:: TASK TO COMPLETE ::
Reproduce the entries exactly, beginning with the line containing "Extract the structured" and ending with their last line, both included.
* * *
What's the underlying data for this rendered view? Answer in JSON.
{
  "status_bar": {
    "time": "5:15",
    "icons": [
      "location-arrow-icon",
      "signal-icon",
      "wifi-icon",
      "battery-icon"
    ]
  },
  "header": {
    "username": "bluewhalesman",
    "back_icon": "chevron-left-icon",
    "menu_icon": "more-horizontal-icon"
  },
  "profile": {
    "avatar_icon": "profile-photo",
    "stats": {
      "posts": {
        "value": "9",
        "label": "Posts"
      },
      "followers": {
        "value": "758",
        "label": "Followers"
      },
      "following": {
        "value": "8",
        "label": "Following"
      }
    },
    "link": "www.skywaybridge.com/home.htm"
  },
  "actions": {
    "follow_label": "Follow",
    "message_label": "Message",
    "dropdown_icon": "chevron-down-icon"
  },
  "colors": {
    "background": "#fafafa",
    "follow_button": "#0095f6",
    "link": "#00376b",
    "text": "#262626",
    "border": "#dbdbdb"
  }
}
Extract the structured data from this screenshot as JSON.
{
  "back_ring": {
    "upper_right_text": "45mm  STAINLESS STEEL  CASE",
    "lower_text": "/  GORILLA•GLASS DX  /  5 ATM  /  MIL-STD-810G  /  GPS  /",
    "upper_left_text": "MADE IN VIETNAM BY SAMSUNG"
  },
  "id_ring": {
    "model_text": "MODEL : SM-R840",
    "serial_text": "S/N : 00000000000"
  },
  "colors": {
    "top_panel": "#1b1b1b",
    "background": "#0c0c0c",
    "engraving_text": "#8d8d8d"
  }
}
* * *
:: RESPONSE AREA ::
Extract the structured data from this screenshot as JSON.
{
  "back_ring": {
    "upper_right_text": "45mm  STAINLESS STEEL  CASE",
    "lower_text": "/  GORILLA•GLASS DX  /  5 ATM  /  MIL-STD-810G  /  GPS  /",
    "upper_left_text": "MADE IN VIETNAM BY SAMSUNG"
  },
  "id_ring": {
    "model_text": "MODEL : SM-R840",
    "serial_text": "S/N : 00000000000"
  },
  "colors": {
    "top_panel": "#1b1b1b",
    "background": "#0c0c0c",
    "engraving_text": "#8d8d8d"
  }
}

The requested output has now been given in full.